The blog forgets to mention that NIRS and Public Citizen have appealed the licensing board decision to federal court.

LES breaks ground at its own risk.
Brian Mays said…
Two comments:

(1) Sure enrichment isn't necessary for nuclear power. In addition to thorium reactors, one could simply build a fleet of CANDU's and run off of natural uranium.

Enriching to ~5% for conventional PWR's and BWR's is simply convenient.

(2) Let's hope that NDRS's and Public Citizen's arguments in their legal appeal are more sound than the typical propaganda and disinformation that they spew, for their sake. Otherwise, I doubt that their appeal will go very far.

Why should they be so vehemently opposed to this new enrichment facility? Is it because it will undermine their dubious claims that uranium enrichment in the US is a major source of CFC emissions (which it is not) or that the entire "energy intensive" process is fueled by "greenhouse-gas emitting" coal plants?

New technology leads to better solutions, but makes the business of criticizing the nuclear industry increasingly more difficult.

Good luck with that.

Popular posts from this blog

Making Clouds for a Living

Donell Banks works at Southern Nuclear’s Plant Vogtle units 3 and 4 as a shift supervisor in Operations, but is in the process of transitioning to his newly appointed role as the daily work controls manager. He has been in the nuclear energy industry for about 11 years.

I love what I do because I have the unique opportunity to help shape the direction and influence the culture for the future of nuclear power in the United States. Every single day presents a new challenge, but I wouldn't have it any other way. As a shift supervisor, I was primarily responsible for managing the development of procedures and programs to support operation of the first new nuclear units in the United States in more than 30 years. As the daily work controls manager, I will be responsible for oversight of the execution and scheduling of daily work to ensure organizational readiness to operate the new units.

I envision a nuclear energy industry that leverages the technology of today to improve efficiency…

Why America Needs the MOX Facility

If Isaiah had been a nuclear engineer, he’d have loved this project. And the Trump Administration should too, despite the proposal to eliminate it in the FY 2018 budget.

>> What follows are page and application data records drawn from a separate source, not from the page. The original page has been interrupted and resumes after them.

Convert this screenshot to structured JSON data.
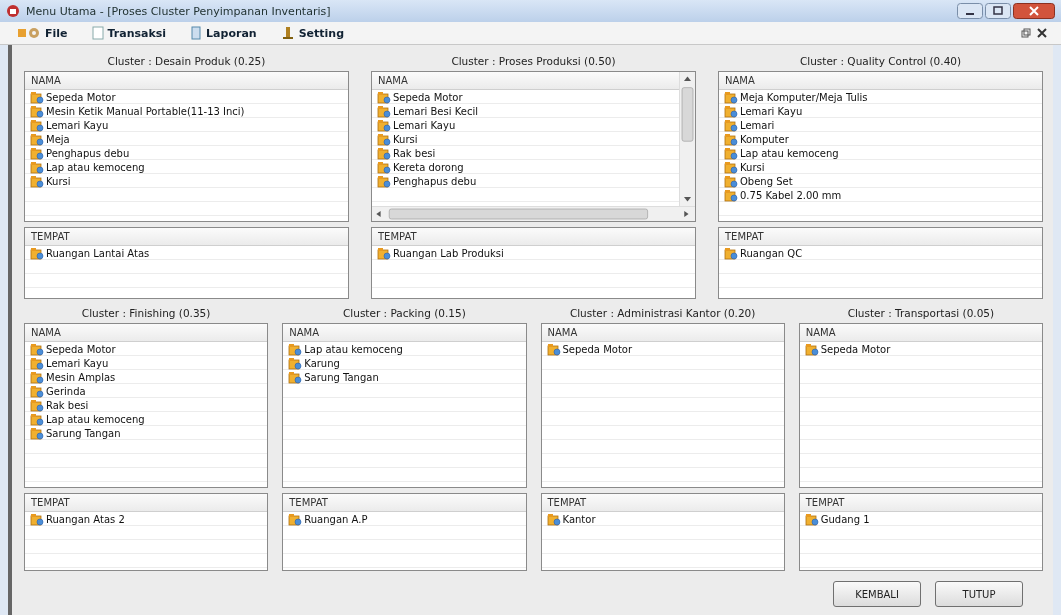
{
  "window": {
    "title": "Menu Utama - [Proses Cluster Penyimpanan Inventaris]"
  },
  "menu": [
    {
      "label": "File"
    },
    {
      "label": "Transaksi"
    },
    {
      "label": "Laporan"
    },
    {
      "label": "Setting"
    }
  ],
  "clusters": [
    {
      "title": "Cluster : Desain Produk (0.25)",
      "nama_header": "NAMA",
      "nama": [
        "Sepeda Motor",
        "Mesin Ketik Manual Portable(11-13 Inci)",
        "Lemari Kayu",
        "Meja",
        "Penghapus debu",
        "Lap atau kemoceng",
        "Kursi"
      ],
      "tempat_header": "TEMPAT",
      "tempat": [
        "Ruangan Lantai Atas"
      ],
      "scrollbars": false
    },
    {
      "title": "Cluster : Proses Produksi (0.50)",
      "nama_header": "NAMA",
      "nama": [
        "Sepeda Motor",
        "Lemari Besi Kecil",
        "Lemari Kayu",
        "Kursi",
        "Rak besi",
        "Kereta dorong",
        "Penghapus debu"
      ],
      "tempat_header": "TEMPAT",
      "tempat": [
        "Ruangan Lab Produksi"
      ],
      "scrollbars": true
    },
    {
      "title": "Cluster : Quality Control (0.40)",
      "nama_header": "NAMA",
      "nama": [
        "Meja Komputer/Meja Tulis",
        "Lemari Kayu",
        "Lemari",
        "Komputer",
        "Lap atau kemoceng",
        "Kursi",
        "Obeng Set",
        "0.75 Kabel 2.00 mm"
      ],
      "tempat_header": "TEMPAT",
      "tempat": [
        "Ruangan QC"
      ],
      "scrollbars": false
    },
    {
      "title": "Cluster : Finishing (0.35)",
      "nama_header": "NAMA",
      "nama": [
        "Sepeda Motor",
        "Lemari Kayu",
        "Mesin Amplas",
        "Gerinda",
        "Rak besi",
        "Lap atau kemoceng",
        "Sarung Tangan"
      ],
      "tempat_header": "TEMPAT",
      "tempat": [
        "Ruangan Atas 2"
      ],
      "scrollbars": false
    },
    {
      "title": "Cluster : Packing (0.15)",
      "nama_header": "NAMA",
      "nama": [
        "Lap atau kemoceng",
        "Karung",
        "Sarung Tangan"
      ],
      "tempat_header": "TEMPAT",
      "tempat": [
        "Ruangan A.P"
      ],
      "scrollbars": false
    },
    {
      "title": "Cluster : Administrasi Kantor (0.20)",
      "nama_header": "NAMA",
      "nama": [
        "Sepeda Motor"
      ],
      "tempat_header": "TEMPAT",
      "tempat": [
        "Kantor"
      ],
      "scrollbars": false
    },
    {
      "title": "Cluster : Transportasi (0.05)",
      "nama_header": "NAMA",
      "nama": [
        "Sepeda Motor"
      ],
      "tempat_header": "TEMPAT",
      "tempat": [
        "Gudang 1"
      ],
      "scrollbars": false
    }
  ],
  "buttons": [
    {
      "label": "KEMBALI"
    },
    {
      "label": "TUTUP"
    }
  ]
}
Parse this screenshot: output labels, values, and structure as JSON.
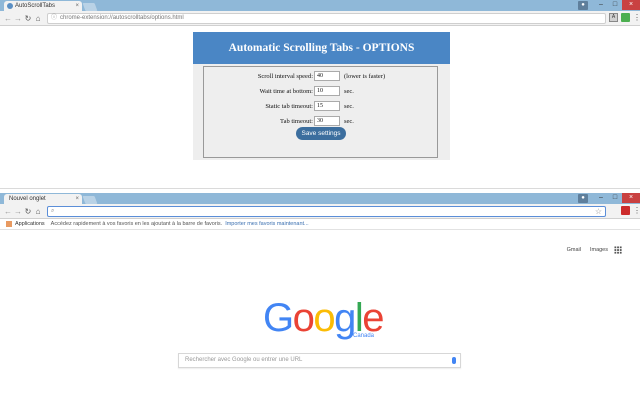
{
  "top_window": {
    "tab_title": "AutoScrollTabs",
    "url": "chrome-extension://autoscrolltabs/options.html",
    "options": {
      "header": "Automatic Scrolling Tabs - OPTIONS",
      "rows": [
        {
          "label": "Scroll interval speed:",
          "value": "40",
          "unit": "(lower is faster)"
        },
        {
          "label": "Wait time at bottom:",
          "value": "10",
          "unit": "sec."
        },
        {
          "label": "Static tab timeout:",
          "value": "15",
          "unit": "sec."
        },
        {
          "label": "Tab timeout:",
          "value": "30",
          "unit": "sec."
        }
      ],
      "save_label": "Save settings"
    }
  },
  "bottom_window": {
    "tab_title": "Nouvel onglet",
    "url": "",
    "bookmarks": {
      "apps_label": "Applications",
      "message": "Accédez rapidement à vos favoris en les ajoutant à la barre de favoris.",
      "import_link": "Importer mes favoris maintenant..."
    },
    "ntp": {
      "gmail": "Gmail",
      "images": "Images",
      "logo_letters": [
        "G",
        "o",
        "o",
        "g",
        "l",
        "e"
      ],
      "logo_colors": [
        "#4285f4",
        "#ea4335",
        "#fbbc05",
        "#4285f4",
        "#34a853",
        "#ea4335"
      ],
      "region": "Canada",
      "search_placeholder": "Rechercher avec Google ou entrer une URL"
    }
  },
  "icons": {
    "back": "←",
    "forward": "→",
    "reload": "↻",
    "home": "⌂",
    "close": "×",
    "minimize": "–",
    "maximize": "□",
    "star": "☆",
    "menu": "⋮",
    "search": "🔍"
  }
}
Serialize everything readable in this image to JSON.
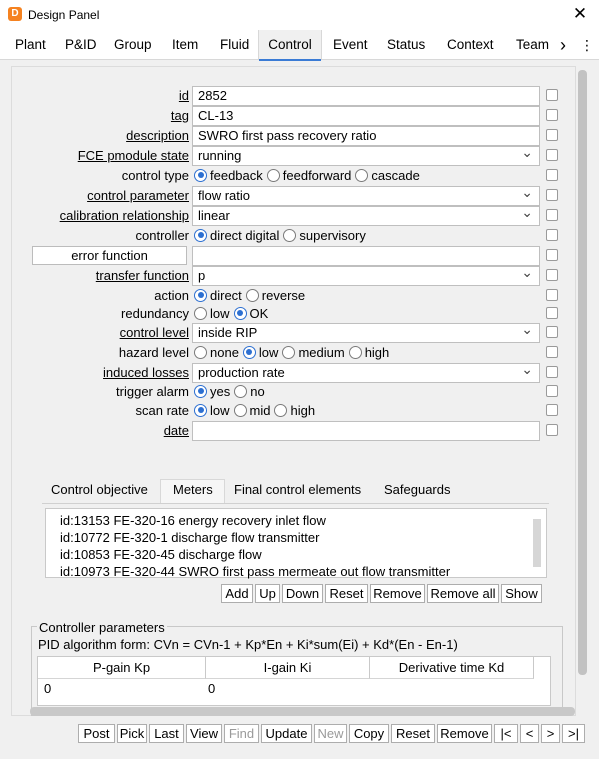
{
  "window": {
    "title": "Design Panel",
    "app_icon": "app-logo-icon",
    "close_glyph": "✕"
  },
  "tabs": [
    "Plant",
    "P&ID",
    "Group",
    "Item",
    "Fluid",
    "Control",
    "Event",
    "Status",
    "Context",
    "Team"
  ],
  "active_tab": "Control",
  "tab_overflow_glyph": "›",
  "form": {
    "id": {
      "label": "id",
      "value": "2852"
    },
    "tag": {
      "label": "tag",
      "value": "CL-13"
    },
    "description": {
      "label": "description",
      "value": "SWRO first pass recovery ratio"
    },
    "fce_state": {
      "label": "FCE pmodule state",
      "value": "running"
    },
    "control_type": {
      "label": "control type",
      "options": [
        "feedback",
        "feedforward",
        "cascade"
      ],
      "selected": "feedback"
    },
    "control_parameter": {
      "label": "control parameter",
      "value": "flow ratio"
    },
    "calibration": {
      "label": "calibration relationship",
      "value": "linear"
    },
    "controller": {
      "label": "controller",
      "options": [
        "direct digital",
        "supervisory"
      ],
      "selected": "direct digital"
    },
    "error_function": {
      "label": "error function",
      "value": ""
    },
    "transfer_function": {
      "label": "transfer function",
      "value": "p"
    },
    "action": {
      "label": "action",
      "options": [
        "direct",
        "reverse"
      ],
      "selected": "direct"
    },
    "redundancy": {
      "label": "redundancy",
      "options": [
        "low",
        "OK"
      ],
      "selected": "OK"
    },
    "control_level": {
      "label": "control level",
      "value": "inside RIP"
    },
    "hazard_level": {
      "label": "hazard level",
      "options": [
        "none",
        "low",
        "medium",
        "high"
      ],
      "selected": "low"
    },
    "induced_losses": {
      "label": "induced losses",
      "value": "production rate"
    },
    "trigger_alarm": {
      "label": "trigger alarm",
      "options": [
        "yes",
        "no"
      ],
      "selected": "yes"
    },
    "scan_rate": {
      "label": "scan rate",
      "options": [
        "low",
        "mid",
        "high"
      ],
      "selected": "low"
    },
    "date": {
      "label": "date",
      "value": ""
    }
  },
  "subtabs": [
    "Control objective",
    "Meters",
    "Final control elements",
    "Safeguards"
  ],
  "active_subtab": "Meters",
  "meters": [
    "id:13153 FE-320-16 energy recovery inlet flow",
    "id:10772 FE-320-1 discharge flow transmitter",
    "id:10853 FE-320-45 discharge flow",
    "id:10973 FE-320-44 SWRO first pass mermeate out flow transmitter"
  ],
  "list_buttons": [
    "Add",
    "Up",
    "Down",
    "Reset",
    "Remove",
    "Remove all",
    "Show"
  ],
  "controller_params": {
    "title": "Controller parameters",
    "formula": "PID algorithm form: CVn = CVn-1 + Kp*En + Ki*sum(Ei) + Kd*(En - En-1)",
    "columns": [
      "P-gain Kp",
      "I-gain Ki",
      "Derivative time Kd"
    ],
    "values": [
      "0",
      "0",
      ""
    ]
  },
  "bottom_buttons": [
    "Post",
    "Pick",
    "Last",
    "View",
    "Find",
    "Update",
    "New",
    "Copy",
    "Reset",
    "Remove",
    "|<",
    "<",
    ">",
    ">|"
  ],
  "disabled_buttons": [
    "Find",
    "New"
  ]
}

The project is a massive factory near Aiken, S.C., that will take plutonium from the government’s arsenal and turn it into fuel for civilian power reactors. The plutonium, made by the United States during the Cold War in a competition with the Soviet Union, is now surplus, and the United States and the Russian Federation jointly agreed to reduce their stocks, to reduce the chance of its use in weapons. Over two thousand construction workers, technicians and engineers are at work to enable the transformation.

Carrying Isaiah’s “swords into plowshares” vision into the nuclear field did not originate with plutonium. In 1993, the United States and Russia began a 20-year program to take weapons-grade uranium out of the Russian inventory, dilute it to levels appropriate for civilian power plants, and then use it to produce…

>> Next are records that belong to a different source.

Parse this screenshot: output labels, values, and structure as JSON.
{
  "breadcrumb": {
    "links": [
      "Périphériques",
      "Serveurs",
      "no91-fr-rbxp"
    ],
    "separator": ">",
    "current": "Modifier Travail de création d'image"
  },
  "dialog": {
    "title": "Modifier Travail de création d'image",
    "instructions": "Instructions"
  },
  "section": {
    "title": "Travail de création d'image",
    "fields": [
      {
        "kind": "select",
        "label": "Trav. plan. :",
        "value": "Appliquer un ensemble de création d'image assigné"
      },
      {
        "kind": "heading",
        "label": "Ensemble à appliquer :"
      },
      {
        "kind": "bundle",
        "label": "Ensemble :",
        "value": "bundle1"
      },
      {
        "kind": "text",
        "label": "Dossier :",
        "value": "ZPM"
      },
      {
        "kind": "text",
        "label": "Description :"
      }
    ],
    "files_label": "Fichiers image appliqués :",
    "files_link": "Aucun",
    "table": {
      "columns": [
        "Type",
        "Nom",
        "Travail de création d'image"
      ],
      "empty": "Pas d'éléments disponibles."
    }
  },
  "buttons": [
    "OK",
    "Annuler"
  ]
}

Nuclear: Energy for All Political Seasons

The electoral college will soon confirm a surprise election result, Donald Trump. However, in the electricity world, there are fewer surprises – physics and economics will continue to apply, and Republicans and Democrats are going to find a lot to like about nuclear energy over the next four years.

In a Trump administration, the carbon conversation is going to be less prominent. But the nuclear value proposition is still there. We bring steady jobs to rural areas, including in the Rust Belt, which put Donald Trump in office. Nuclear plants keep the surrounding communities vibrant.

We hold down electricity costs for the whole economy. We provide energy diversity, reducing the risk of disruption. We are a critical part of America’s industrial infrastructure, and the importance of infrastructure is something that President-Elect Trump has stressed.

One of our infrastructure challenges is natural gas pipelines, which have gotten more congested as extremely low gas prices have pulled m…